__WHAT YOU HAVE TO DO__.
Your response should consist of every record, exactly as given.

(Dataset rows describing interfaces)
******
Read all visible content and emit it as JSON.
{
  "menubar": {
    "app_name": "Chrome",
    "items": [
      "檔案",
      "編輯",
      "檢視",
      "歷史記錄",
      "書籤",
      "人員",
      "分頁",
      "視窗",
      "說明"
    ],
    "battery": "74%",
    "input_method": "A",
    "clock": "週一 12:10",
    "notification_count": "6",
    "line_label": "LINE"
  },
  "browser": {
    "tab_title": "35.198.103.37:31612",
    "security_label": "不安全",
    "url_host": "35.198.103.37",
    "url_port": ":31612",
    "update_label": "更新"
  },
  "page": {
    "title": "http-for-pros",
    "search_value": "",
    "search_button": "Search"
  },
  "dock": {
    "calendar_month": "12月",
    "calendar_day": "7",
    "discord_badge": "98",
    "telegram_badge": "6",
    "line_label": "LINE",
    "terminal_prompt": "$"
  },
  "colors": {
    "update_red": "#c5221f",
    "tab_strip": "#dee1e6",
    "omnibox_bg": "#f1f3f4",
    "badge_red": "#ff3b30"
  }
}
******
__EXERCISE ANSWER__.
Read all visible content and emit it as JSON.
{
  "menubar": {
    "app_name": "Chrome",
    "items": [
      "檔案",
      "編輯",
      "檢視",
      "歷史記錄",
      "書籤",
      "人員",
      "分頁",
      "視窗",
      "說明"
    ],
    "battery": "74%",
    "input_method": "A",
    "clock": "週一 12:10",
    "notification_count": "6",
    "line_label": "LINE"
  },
  "browser": {
    "tab_title": "35.198.103.37:31612",
    "security_label": "不安全",
    "url_host": "35.198.103.37",
    "url_port": ":31612",
    "update_label": "更新"
  },
  "page": {
    "title": "http-for-pros",
    "search_value": "",
    "search_button": "Search"
  },
  "dock": {
    "calendar_month": "12月",
    "calendar_day": "7",
    "discord_badge": "98",
    "telegram_badge": "6",
    "line_label": "LINE",
    "terminal_prompt": "$"
  },
  "colors": {
    "update_red": "#c5221f",
    "tab_strip": "#dee1e6",
    "omnibox_bg": "#f1f3f4",
    "badge_red": "#ff3b30"
  }
}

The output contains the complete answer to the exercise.